| TASK OBJECTIVE |
Copy the data that appears below exactly. Drop the pictures.

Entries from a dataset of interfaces
******
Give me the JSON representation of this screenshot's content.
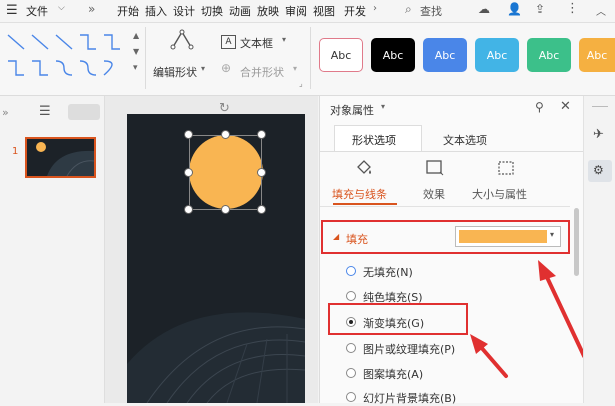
{
  "menubar": {
    "file_label": "文件",
    "items": [
      "开始",
      "插入",
      "设计",
      "切换",
      "动画",
      "放映",
      "审阅",
      "视图",
      "开发"
    ],
    "search_label": "查找"
  },
  "ribbon": {
    "edit_shape_label": "编辑形状",
    "textbox_label": "文本框",
    "merge_shape_label": "合并形状",
    "style_buttons": [
      {
        "label": "Abc",
        "bg": "#ffffff",
        "fg": "#333333",
        "border": "#e07a8a"
      },
      {
        "label": "Abc",
        "bg": "#000000",
        "fg": "#ffffff",
        "border": "#000000"
      },
      {
        "label": "Abc",
        "bg": "#4a86e8",
        "fg": "#ffffff",
        "border": "#4a86e8"
      },
      {
        "label": "Abc",
        "bg": "#42b4e6",
        "fg": "#ffffff",
        "border": "#42b4e6"
      },
      {
        "label": "Abc",
        "bg": "#3cc08a",
        "fg": "#ffffff",
        "border": "#3cc08a"
      },
      {
        "label": "Abc",
        "bg": "#f5b041",
        "fg": "#ffffff",
        "border": "#f5b041"
      }
    ]
  },
  "thumbs": {
    "slide_number": "1"
  },
  "panel": {
    "title": "对象属性",
    "tab_shape": "形状选项",
    "tab_text": "文本选项",
    "subtab_fill": "填充与线条",
    "subtab_effect": "效果",
    "subtab_size": "大小与属性",
    "fill_section": "填充",
    "fill_color": "#f9b552",
    "options": [
      "无填充(N)",
      "纯色填充(S)",
      "渐变填充(G)",
      "图片或纹理填充(P)",
      "图案填充(A)",
      "幻灯片背景填充(B)"
    ],
    "selected_option_index": 2
  },
  "colors": {
    "accent": "#d9541e",
    "highlight": "#e03030",
    "shape_fill": "#f9b552",
    "slide_bg": "#1c2228"
  }
}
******
| RESULT FOR THIS EXERCISE |
Give me the JSON representation of this screenshot's content.
{
  "menubar": {
    "file_label": "文件",
    "items": [
      "开始",
      "插入",
      "设计",
      "切换",
      "动画",
      "放映",
      "审阅",
      "视图",
      "开发"
    ],
    "search_label": "查找"
  },
  "ribbon": {
    "edit_shape_label": "编辑形状",
    "textbox_label": "文本框",
    "merge_shape_label": "合并形状",
    "style_buttons": [
      {
        "label": "Abc",
        "bg": "#ffffff",
        "fg": "#333333",
        "border": "#e07a8a"
      },
      {
        "label": "Abc",
        "bg": "#000000",
        "fg": "#ffffff",
        "border": "#000000"
      },
      {
        "label": "Abc",
        "bg": "#4a86e8",
        "fg": "#ffffff",
        "border": "#4a86e8"
      },
      {
        "label": "Abc",
        "bg": "#42b4e6",
        "fg": "#ffffff",
        "border": "#42b4e6"
      },
      {
        "label": "Abc",
        "bg": "#3cc08a",
        "fg": "#ffffff",
        "border": "#3cc08a"
      },
      {
        "label": "Abc",
        "bg": "#f5b041",
        "fg": "#ffffff",
        "border": "#f5b041"
      }
    ]
  },
  "thumbs": {
    "slide_number": "1"
  },
  "panel": {
    "title": "对象属性",
    "tab_shape": "形状选项",
    "tab_text": "文本选项",
    "subtab_fill": "填充与线条",
    "subtab_effect": "效果",
    "subtab_size": "大小与属性",
    "fill_section": "填充",
    "fill_color": "#f9b552",
    "options": [
      "无填充(N)",
      "纯色填充(S)",
      "渐变填充(G)",
      "图片或纹理填充(P)",
      "图案填充(A)",
      "幻灯片背景填充(B)"
    ],
    "selected_option_index": 2
  },
  "colors": {
    "accent": "#d9541e",
    "highlight": "#e03030",
    "shape_fill": "#f9b552",
    "slide_bg": "#1c2228"
  }
}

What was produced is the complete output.